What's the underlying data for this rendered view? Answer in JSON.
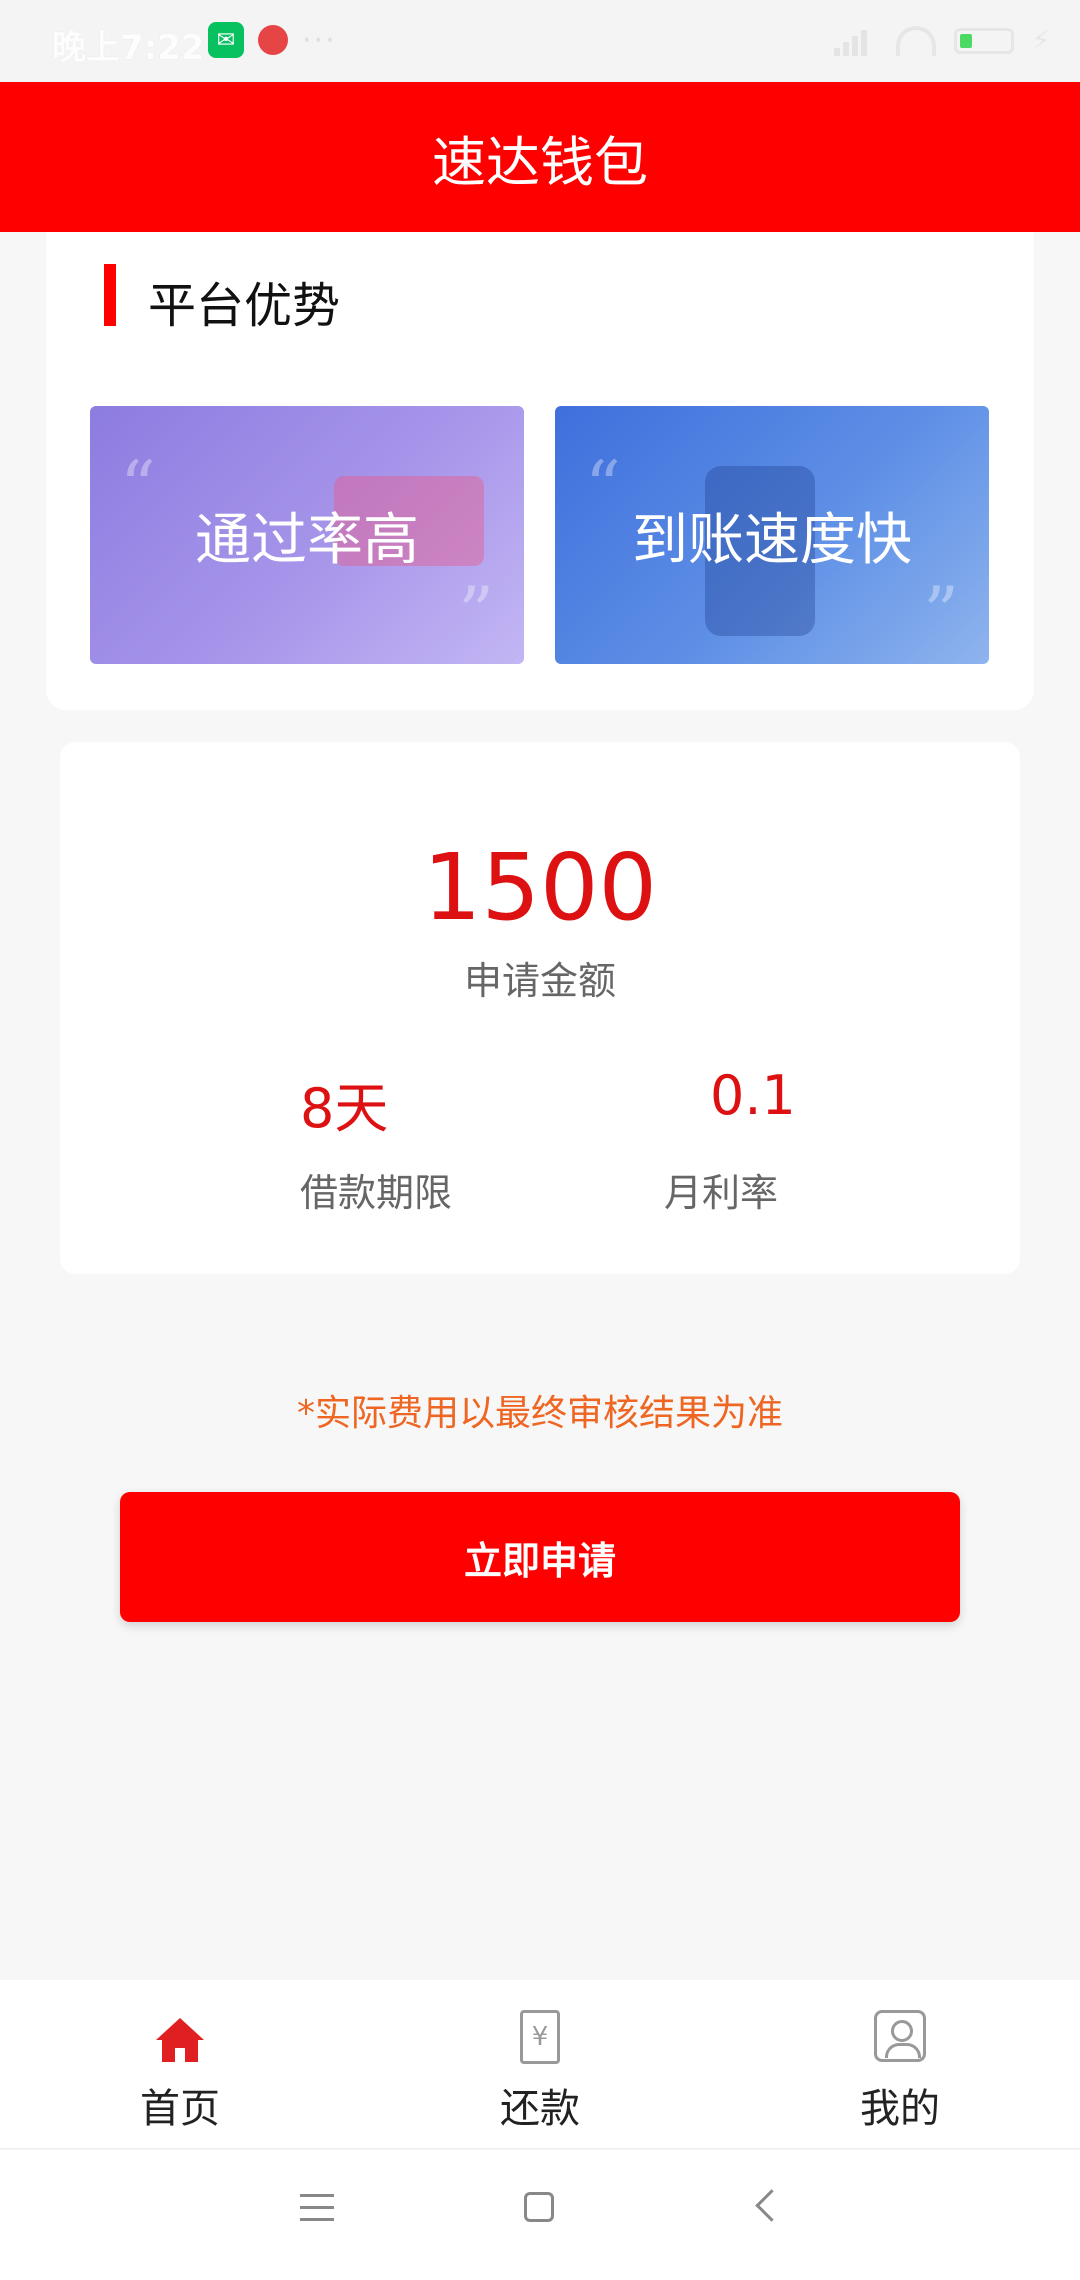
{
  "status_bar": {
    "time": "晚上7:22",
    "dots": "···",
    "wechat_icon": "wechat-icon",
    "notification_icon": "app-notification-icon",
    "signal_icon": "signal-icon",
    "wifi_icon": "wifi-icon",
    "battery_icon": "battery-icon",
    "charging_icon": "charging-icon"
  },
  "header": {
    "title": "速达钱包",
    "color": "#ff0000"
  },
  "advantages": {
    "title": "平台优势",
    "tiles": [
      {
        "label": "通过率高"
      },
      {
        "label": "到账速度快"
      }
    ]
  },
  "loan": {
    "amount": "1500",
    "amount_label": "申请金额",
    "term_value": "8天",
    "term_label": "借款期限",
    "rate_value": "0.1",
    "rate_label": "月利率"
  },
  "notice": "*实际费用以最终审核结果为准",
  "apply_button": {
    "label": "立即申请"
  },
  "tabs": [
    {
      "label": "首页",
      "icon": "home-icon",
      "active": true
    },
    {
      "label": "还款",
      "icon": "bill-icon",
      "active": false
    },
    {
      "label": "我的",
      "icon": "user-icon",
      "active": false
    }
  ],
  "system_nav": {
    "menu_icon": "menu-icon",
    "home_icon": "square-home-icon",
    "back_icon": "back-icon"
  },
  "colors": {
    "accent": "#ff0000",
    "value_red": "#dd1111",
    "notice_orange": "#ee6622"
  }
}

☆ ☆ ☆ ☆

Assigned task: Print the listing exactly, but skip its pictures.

Answer space:
What's the underlying data for this rendered view? Answer in JSON.
{
  "status_bar": {
    "time": "晚上7:22",
    "dots": "···",
    "wechat_icon": "wechat-icon",
    "notification_icon": "app-notification-icon",
    "signal_icon": "signal-icon",
    "wifi_icon": "wifi-icon",
    "battery_icon": "battery-icon",
    "charging_icon": "charging-icon"
  },
  "header": {
    "title": "速达钱包",
    "color": "#ff0000"
  },
  "advantages": {
    "title": "平台优势",
    "tiles": [
      {
        "label": "通过率高"
      },
      {
        "label": "到账速度快"
      }
    ]
  },
  "loan": {
    "amount": "1500",
    "amount_label": "申请金额",
    "term_value": "8天",
    "term_label": "借款期限",
    "rate_value": "0.1",
    "rate_label": "月利率"
  },
  "notice": "*实际费用以最终审核结果为准",
  "apply_button": {
    "label": "立即申请"
  },
  "tabs": [
    {
      "label": "首页",
      "icon": "home-icon",
      "active": true
    },
    {
      "label": "还款",
      "icon": "bill-icon",
      "active": false
    },
    {
      "label": "我的",
      "icon": "user-icon",
      "active": false
    }
  ],
  "system_nav": {
    "menu_icon": "menu-icon",
    "home_icon": "square-home-icon",
    "back_icon": "back-icon"
  },
  "colors": {
    "accent": "#ff0000",
    "value_red": "#dd1111",
    "notice_orange": "#ee6622"
  }
}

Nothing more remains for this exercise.